Other
Like

Will Canadian Banks Strengthen? Depends!

Richard Croft
February 25, 2013
603 Views
0 Comments
3 minutes read
no-cover

Equity markets experienced more of the same last week. Treading water in a relatively narrow trading range punctuated by periods of sharp sell-offs driven by heated political rhetoric or Central Bank pronouncements that catch the market by surprise.

Last weeks’ hiccup came when minutes from the US Federal Reserve Open Market Committee were released. The notes revealed dissension among the ranks that could lead to a change in Fed policy. Of course there was nothing new in the minutes. The dissenters have been the hawks all along and tin the end they had no real influence on Fed decisions. After this edification from analysts the markets turned bullish culminating in a strong rally on Friday. Overall the Canadian market gained week over week.

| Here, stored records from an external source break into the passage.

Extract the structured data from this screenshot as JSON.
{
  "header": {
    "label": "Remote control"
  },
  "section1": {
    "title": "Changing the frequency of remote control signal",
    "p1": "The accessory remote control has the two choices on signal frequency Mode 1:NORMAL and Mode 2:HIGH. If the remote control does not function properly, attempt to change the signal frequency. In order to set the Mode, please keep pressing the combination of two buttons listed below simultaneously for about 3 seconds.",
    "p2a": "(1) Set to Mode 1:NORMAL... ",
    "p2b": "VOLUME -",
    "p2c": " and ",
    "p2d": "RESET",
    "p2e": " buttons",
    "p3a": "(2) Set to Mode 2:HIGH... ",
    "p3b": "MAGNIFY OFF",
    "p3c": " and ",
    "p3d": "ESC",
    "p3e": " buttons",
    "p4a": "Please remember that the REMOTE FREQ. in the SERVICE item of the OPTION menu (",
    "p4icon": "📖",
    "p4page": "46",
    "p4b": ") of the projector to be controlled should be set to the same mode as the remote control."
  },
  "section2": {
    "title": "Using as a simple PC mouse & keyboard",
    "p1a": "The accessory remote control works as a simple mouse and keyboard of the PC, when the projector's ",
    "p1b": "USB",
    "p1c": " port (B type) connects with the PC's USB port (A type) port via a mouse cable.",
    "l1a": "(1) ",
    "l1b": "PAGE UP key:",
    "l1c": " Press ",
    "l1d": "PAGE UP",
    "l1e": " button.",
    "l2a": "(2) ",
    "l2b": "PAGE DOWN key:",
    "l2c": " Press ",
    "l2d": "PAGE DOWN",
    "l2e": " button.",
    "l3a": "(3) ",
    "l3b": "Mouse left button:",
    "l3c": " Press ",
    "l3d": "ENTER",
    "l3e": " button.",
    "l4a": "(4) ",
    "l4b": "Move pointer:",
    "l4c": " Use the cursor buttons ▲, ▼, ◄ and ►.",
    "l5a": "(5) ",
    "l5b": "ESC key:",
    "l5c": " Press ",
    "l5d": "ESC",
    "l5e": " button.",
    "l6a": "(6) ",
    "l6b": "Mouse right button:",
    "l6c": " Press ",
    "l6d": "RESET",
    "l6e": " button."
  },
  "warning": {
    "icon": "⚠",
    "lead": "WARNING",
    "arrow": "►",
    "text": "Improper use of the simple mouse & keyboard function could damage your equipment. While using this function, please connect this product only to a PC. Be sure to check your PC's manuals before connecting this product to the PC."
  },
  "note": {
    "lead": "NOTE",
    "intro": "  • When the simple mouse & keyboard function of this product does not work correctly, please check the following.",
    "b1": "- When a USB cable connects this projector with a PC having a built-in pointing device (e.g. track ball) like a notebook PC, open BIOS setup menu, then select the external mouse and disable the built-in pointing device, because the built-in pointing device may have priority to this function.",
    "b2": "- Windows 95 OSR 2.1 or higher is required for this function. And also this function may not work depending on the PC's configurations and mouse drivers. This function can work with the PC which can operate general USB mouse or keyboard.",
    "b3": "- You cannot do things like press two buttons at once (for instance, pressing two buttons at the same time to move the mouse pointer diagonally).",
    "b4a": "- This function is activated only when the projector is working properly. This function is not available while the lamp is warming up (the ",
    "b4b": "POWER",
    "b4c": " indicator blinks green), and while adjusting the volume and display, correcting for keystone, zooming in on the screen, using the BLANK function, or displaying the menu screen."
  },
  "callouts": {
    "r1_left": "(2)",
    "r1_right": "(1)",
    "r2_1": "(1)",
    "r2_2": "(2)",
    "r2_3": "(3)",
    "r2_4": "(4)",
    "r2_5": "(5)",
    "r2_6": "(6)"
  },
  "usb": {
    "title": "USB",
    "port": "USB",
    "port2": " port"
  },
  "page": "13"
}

One of the stronger sectors in the Canadian economy has been financials. Not surprisingly since this sector traditionally leads when markets are rising. But this time bolstered by ultra-low interest rates and a robust Canadian real estate market the big five Canadian banks have been particularly strong. The next two weeks will shed light on just how strong. Canadian banks will report quarterly earnings in the following order:

  • Bank of Montreal (February 26, 2013) – ESP estimate: $1.47
  • CIBC (February 28, 2013) – ESP estimate: $2.08
  • Royal Bank of Canada (February 28, 2013) – ESP estimate: $1.32
  • Toronto Dominion Bank (February 28, 2013) – ESP estimate: $1.93
  • Bank of Nova Scotia (March 5, 2013) – ESP estimate: $1.26

Analysts expect most of the banks to raise their dividends which should provide some support for stock prices. The bigger issue will be the post earnings analysts’ call which will discuss the banks expectations for the remainder of this year.

Analysts have concerns about the trajectory of retail lending given record high debt levels amongst Canadian consumers. Banks are already feeling the pinch in mortgage lending as the Canadian real estate market cools. If domestic lending continues to slow it will impact growth throughout the remainder of 2013. How well bank executives manage this slowdown will determine stock price performance post earnings.

Analysts believe that CIBC and Toronto Dominion have the greatest sensitivity to domestic lending patterns. Royal Bank, Bank of Nova Scotia and Bank of Montreal with their broader focus on the capital markets have less exposure.

Richard Croft
Richard Croft http://www.croftgroup.com/

President, CIO & Portfolio Manager

Croft Financial Group

Richard Croft has been in the securities business since 1975. Since February 1993, Mr. Croft has been licensed as an investment counselor/portfolio manager, operating under the corporate name R. N. Croft Financial Group Inc. Richard has written extensively on utilizing individual stocks, mutual funds and exchangetraded funds within a portfolio model. His work includes nine books and thousands of articles and commentaries for Canada’s largest media channels. In 1998, Richard co‐developed three FPX Indexes geared to average Canadian investors for the National Post. In 2004, he extended that concept to include three RealWorld portfolio indexes, which demonstrate the performance of the FPX portfolio indexes adjusted for real-world costs. He also developed two option writing indexes for the Montreal Exchange, and developed the FundLine methodology, which is a graphic interpretation of portfolio diversification. Richard has also developed a Manager Value Added Index for rating the performance of fund managers on a risk adjusted basis relative to a benchmark. And In 1999, he co-developed a portfolio management system for Charles Schwab Canada. As global portfolio manager who focuses on risk-adjusted performance. Richard believes that performance is not just about return, it is about how that return was achieved.

196 posts
0 comments

Leave a Reply

Your email address will not be published. Required fields are marked *

This site uses Akismet to reduce spam. Learn how your comment data is processed.